> PROBLEM DETAILS:
Keep the images out and set the listing below down word for word.

> EXTRACTED RECORDS:
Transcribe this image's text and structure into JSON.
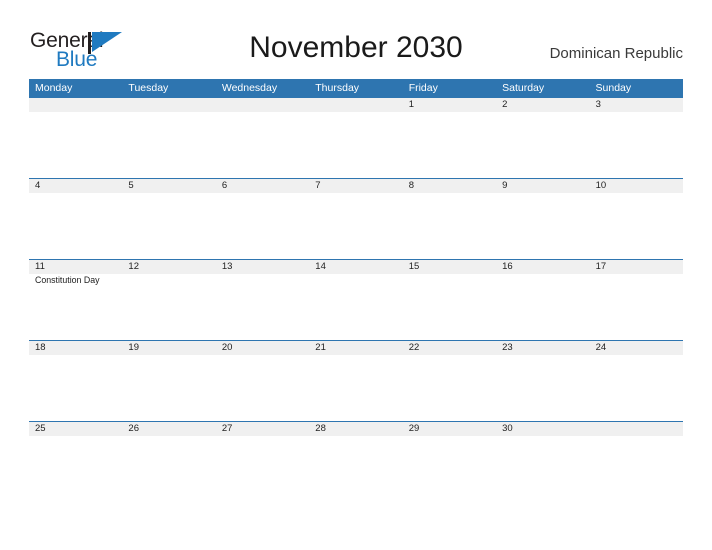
{
  "brand": {
    "name_part1": "General",
    "name_part2": "Blue",
    "logo_icon": "general-blue-triangle-logo",
    "accent_color": "#1f7ac0"
  },
  "header": {
    "title": "November 2030",
    "country": "Dominican Republic"
  },
  "calendar": {
    "header_bg_color": "#2e75b0",
    "daynum_band_color": "#f0f0f0",
    "weekdays": [
      "Monday",
      "Tuesday",
      "Wednesday",
      "Thursday",
      "Friday",
      "Saturday",
      "Sunday"
    ],
    "weeks": [
      [
        {
          "day": ""
        },
        {
          "day": ""
        },
        {
          "day": ""
        },
        {
          "day": ""
        },
        {
          "day": "1"
        },
        {
          "day": "2"
        },
        {
          "day": "3"
        }
      ],
      [
        {
          "day": "4"
        },
        {
          "day": "5"
        },
        {
          "day": "6"
        },
        {
          "day": "7"
        },
        {
          "day": "8"
        },
        {
          "day": "9"
        },
        {
          "day": "10"
        }
      ],
      [
        {
          "day": "11",
          "event": "Constitution Day"
        },
        {
          "day": "12"
        },
        {
          "day": "13"
        },
        {
          "day": "14"
        },
        {
          "day": "15"
        },
        {
          "day": "16"
        },
        {
          "day": "17"
        }
      ],
      [
        {
          "day": "18"
        },
        {
          "day": "19"
        },
        {
          "day": "20"
        },
        {
          "day": "21"
        },
        {
          "day": "22"
        },
        {
          "day": "23"
        },
        {
          "day": "24"
        }
      ],
      [
        {
          "day": "25"
        },
        {
          "day": "26"
        },
        {
          "day": "27"
        },
        {
          "day": "28"
        },
        {
          "day": "29"
        },
        {
          "day": "30"
        },
        {
          "day": ""
        }
      ]
    ]
  }
}
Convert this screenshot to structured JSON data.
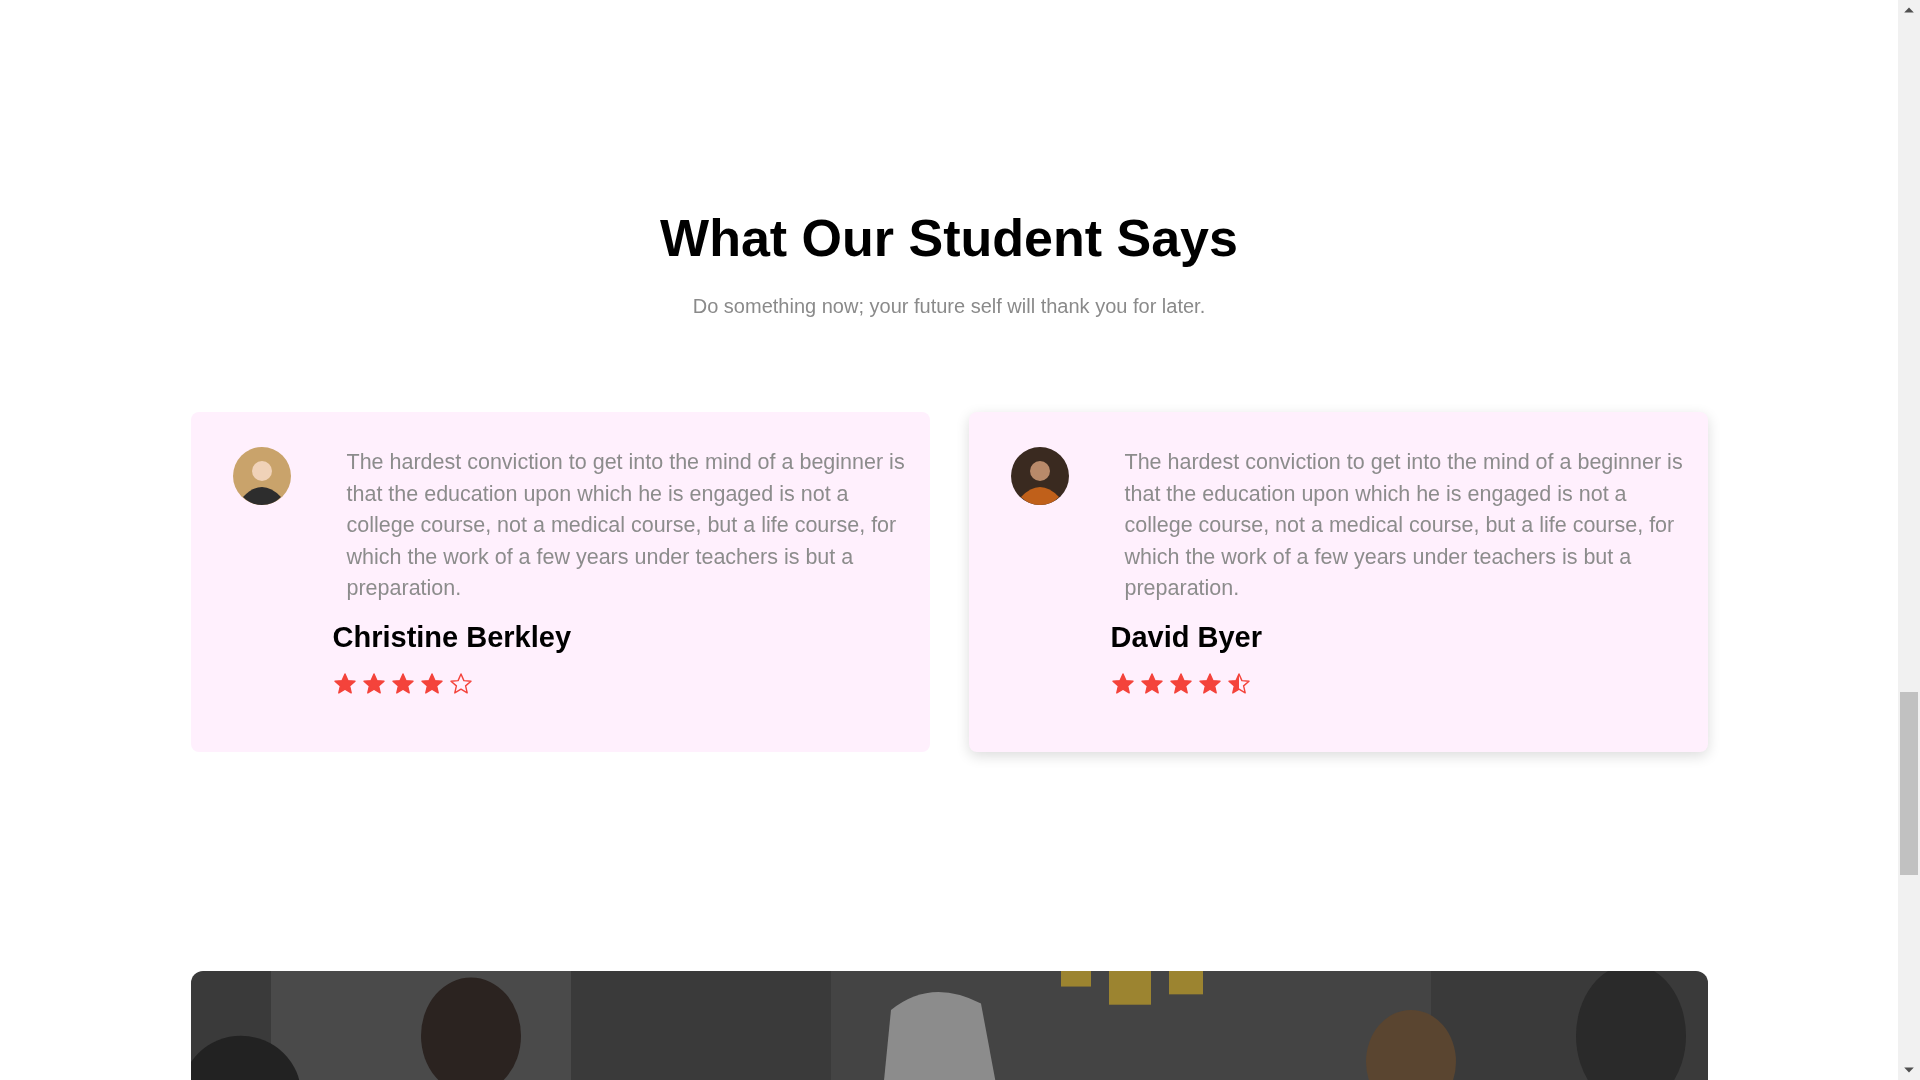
{
  "heading": "What Our Student Says",
  "subtitle": "Do something now; your future self will thank you for later.",
  "testimonials": [
    {
      "quote": "The hardest conviction to get into the mind of a beginner is that the education upon which he is engaged is not a college course, not a medical course, but a life course, for which the work of a few years under teachers is but a preparation.",
      "name": "Christine Berkley",
      "stars": 4,
      "selected": false
    },
    {
      "quote": "The hardest conviction to get into the mind of a beginner is that the education upon which he is engaged is not a college course, not a medical course, but a life course, for which the work of a few years under teachers is but a preparation.",
      "name": "David Byer",
      "stars": 4.5,
      "selected": true
    }
  ]
}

> TASK OUTPUT:
Transcribe this image's text and structure into JSON.
{
  "brand": {
    "name_part1": "General",
    "name_part2": "Blue",
    "logo_icon": "general-blue-triangle-logo",
    "accent_color": "#1f7ac0"
  },
  "header": {
    "title": "November 2030",
    "country": "Dominican Republic"
  },
  "calendar": {
    "header_bg_color": "#2e75b0",
    "daynum_band_color": "#f0f0f0",
    "weekdays": [
      "Monday",
      "Tuesday",
      "Wednesday",
      "Thursday",
      "Friday",
      "Saturday",
      "Sunday"
    ],
    "weeks": [
      [
        {
          "day": ""
        },
        {
          "day": ""
        },
        {
          "day": ""
        },
        {
          "day": ""
        },
        {
          "day": "1"
        },
        {
          "day": "2"
        },
        {
          "day": "3"
        }
      ],
      [
        {
          "day": "4"
        },
        {
          "day": "5"
        },
        {
          "day": "6"
        },
        {
          "day": "7"
        },
        {
          "day": "8"
        },
        {
          "day": "9"
        },
        {
          "day": "10"
        }
      ],
      [
        {
          "day": "11",
          "event": "Constitution Day"
        },
        {
          "day": "12"
        },
        {
          "day": "13"
        },
        {
          "day": "14"
        },
        {
          "day": "15"
        },
        {
          "day": "16"
        },
        {
          "day": "17"
        }
      ],
      [
        {
          "day": "18"
        },
        {
          "day": "19"
        },
        {
          "day": "20"
        },
        {
          "day": "21"
        },
        {
          "day": "22"
        },
        {
          "day": "23"
        },
        {
          "day": "24"
        }
      ],
      [
        {
          "day": "25"
        },
        {
          "day": "26"
        },
        {
          "day": "27"
        },
        {
          "day": "28"
        },
        {
          "day": "29"
        },
        {
          "day": "30"
        },
        {
          "day": ""
        }
      ]
    ]
  }
}
Convert this screenshot to structured JSON data.
{
  "heading": "What Our Student Says",
  "subtitle": "Do something now; your future self will thank you for later.",
  "testimonials": [
    {
      "quote": "The hardest conviction to get into the mind of a beginner is that the education upon which he is engaged is not a college course, not a medical course, but a life course, for which the work of a few years under teachers is but a preparation.",
      "name": "Christine Berkley",
      "stars": 4,
      "selected": false
    },
    {
      "quote": "The hardest conviction to get into the mind of a beginner is that the education upon which he is engaged is not a college course, not a medical course, but a life course, for which the work of a few years under teachers is but a preparation.",
      "name": "David Byer",
      "stars": 4.5,
      "selected": true
    }
  ]
}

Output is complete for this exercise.